What you will do: Check every line of the material for the word "Уважаемые". Copy those that have it.

Data to examine:
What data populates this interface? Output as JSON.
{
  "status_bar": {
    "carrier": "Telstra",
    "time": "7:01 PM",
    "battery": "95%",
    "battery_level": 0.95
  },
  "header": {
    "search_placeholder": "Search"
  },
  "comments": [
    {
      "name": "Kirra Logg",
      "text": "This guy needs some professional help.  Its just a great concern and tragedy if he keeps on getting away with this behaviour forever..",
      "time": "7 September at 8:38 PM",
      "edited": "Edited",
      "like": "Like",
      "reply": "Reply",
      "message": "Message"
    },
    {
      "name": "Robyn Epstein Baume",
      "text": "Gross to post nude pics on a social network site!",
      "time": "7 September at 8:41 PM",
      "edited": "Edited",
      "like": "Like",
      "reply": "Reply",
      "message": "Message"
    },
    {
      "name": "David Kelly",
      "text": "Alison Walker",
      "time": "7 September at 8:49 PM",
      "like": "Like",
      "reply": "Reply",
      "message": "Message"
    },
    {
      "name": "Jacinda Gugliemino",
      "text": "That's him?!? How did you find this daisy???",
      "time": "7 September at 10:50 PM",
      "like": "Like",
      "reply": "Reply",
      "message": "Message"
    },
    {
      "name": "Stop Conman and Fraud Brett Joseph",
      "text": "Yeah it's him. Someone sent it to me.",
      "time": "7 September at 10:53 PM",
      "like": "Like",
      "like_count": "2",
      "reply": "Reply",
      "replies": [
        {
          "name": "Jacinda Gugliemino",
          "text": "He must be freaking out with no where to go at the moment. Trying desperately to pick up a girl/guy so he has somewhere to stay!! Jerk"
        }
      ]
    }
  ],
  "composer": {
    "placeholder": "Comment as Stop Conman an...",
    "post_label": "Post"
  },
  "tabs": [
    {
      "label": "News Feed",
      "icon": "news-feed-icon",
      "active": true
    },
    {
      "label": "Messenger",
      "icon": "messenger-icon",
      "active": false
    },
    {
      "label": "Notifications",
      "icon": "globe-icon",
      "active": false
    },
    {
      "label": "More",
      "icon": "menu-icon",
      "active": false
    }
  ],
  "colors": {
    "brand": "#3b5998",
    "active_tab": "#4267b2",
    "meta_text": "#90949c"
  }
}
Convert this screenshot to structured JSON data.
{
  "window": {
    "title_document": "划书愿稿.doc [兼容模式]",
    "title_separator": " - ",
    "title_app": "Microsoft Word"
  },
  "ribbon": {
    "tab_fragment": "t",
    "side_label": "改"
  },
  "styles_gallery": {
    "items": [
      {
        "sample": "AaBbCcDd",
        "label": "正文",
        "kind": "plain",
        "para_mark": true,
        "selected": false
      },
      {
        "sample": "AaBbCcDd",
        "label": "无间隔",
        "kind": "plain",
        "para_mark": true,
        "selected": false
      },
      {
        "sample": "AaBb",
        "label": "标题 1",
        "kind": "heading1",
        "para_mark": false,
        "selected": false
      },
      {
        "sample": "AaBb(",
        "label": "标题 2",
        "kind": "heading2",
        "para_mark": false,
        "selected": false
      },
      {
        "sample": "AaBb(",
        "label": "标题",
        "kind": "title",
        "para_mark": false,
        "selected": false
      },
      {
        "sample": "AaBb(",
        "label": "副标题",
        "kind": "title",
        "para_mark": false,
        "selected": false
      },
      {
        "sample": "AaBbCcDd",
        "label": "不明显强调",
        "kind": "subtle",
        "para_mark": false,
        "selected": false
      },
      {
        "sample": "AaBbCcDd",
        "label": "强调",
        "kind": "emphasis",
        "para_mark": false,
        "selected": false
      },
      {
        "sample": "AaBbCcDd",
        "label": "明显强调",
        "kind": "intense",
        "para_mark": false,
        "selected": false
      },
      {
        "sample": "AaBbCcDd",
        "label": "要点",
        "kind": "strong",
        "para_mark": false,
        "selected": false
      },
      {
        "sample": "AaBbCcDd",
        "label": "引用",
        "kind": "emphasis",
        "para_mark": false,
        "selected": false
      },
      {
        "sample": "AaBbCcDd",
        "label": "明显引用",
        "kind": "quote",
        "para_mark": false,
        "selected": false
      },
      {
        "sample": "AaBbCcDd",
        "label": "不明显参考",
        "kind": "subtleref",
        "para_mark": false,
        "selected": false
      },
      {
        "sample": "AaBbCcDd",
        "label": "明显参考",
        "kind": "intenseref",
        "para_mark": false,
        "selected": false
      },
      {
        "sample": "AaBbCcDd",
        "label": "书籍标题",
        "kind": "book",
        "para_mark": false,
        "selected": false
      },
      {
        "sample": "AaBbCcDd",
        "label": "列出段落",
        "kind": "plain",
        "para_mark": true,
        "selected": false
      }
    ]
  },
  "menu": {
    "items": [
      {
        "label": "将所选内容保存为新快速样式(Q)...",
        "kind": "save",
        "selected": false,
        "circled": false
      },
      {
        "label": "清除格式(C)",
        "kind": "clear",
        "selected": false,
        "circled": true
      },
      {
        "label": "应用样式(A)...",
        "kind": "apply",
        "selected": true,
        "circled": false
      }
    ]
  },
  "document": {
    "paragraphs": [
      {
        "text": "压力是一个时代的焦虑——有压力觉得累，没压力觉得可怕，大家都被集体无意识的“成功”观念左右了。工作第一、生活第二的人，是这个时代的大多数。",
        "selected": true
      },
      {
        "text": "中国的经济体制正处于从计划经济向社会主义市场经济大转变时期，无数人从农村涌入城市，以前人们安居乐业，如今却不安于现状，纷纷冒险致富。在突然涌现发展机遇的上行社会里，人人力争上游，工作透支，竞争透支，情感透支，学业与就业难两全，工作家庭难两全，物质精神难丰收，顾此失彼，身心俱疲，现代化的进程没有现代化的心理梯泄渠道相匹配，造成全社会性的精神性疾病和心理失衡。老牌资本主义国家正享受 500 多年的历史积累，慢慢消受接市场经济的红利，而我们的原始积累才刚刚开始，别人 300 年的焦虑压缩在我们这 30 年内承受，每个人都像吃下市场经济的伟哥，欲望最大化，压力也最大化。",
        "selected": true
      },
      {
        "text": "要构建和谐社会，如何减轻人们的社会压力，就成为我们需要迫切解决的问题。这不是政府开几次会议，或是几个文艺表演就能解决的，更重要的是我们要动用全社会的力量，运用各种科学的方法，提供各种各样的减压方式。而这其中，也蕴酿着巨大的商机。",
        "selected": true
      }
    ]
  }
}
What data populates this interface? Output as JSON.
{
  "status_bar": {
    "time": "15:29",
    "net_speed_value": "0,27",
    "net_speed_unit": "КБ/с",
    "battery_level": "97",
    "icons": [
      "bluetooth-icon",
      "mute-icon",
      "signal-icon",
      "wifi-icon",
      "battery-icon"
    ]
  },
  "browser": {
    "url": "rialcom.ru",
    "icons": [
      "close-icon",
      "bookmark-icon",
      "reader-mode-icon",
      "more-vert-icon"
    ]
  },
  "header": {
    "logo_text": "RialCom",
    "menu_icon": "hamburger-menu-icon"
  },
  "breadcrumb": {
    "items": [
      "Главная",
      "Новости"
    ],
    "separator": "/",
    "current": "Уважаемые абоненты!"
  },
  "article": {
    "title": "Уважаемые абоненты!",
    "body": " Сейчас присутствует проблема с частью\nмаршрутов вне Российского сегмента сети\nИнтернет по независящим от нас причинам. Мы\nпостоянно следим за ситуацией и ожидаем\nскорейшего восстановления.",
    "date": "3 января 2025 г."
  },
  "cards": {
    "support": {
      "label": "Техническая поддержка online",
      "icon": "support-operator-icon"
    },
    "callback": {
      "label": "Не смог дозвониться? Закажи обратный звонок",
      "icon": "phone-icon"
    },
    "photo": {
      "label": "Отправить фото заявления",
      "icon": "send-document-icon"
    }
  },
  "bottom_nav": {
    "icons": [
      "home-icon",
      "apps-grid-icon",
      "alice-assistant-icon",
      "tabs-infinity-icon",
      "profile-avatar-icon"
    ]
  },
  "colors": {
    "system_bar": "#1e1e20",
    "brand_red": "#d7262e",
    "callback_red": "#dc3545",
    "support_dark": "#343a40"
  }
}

Solved exercise:
    "current": "Уважаемые абоненты!"
    "title": "Уважаемые абоненты!",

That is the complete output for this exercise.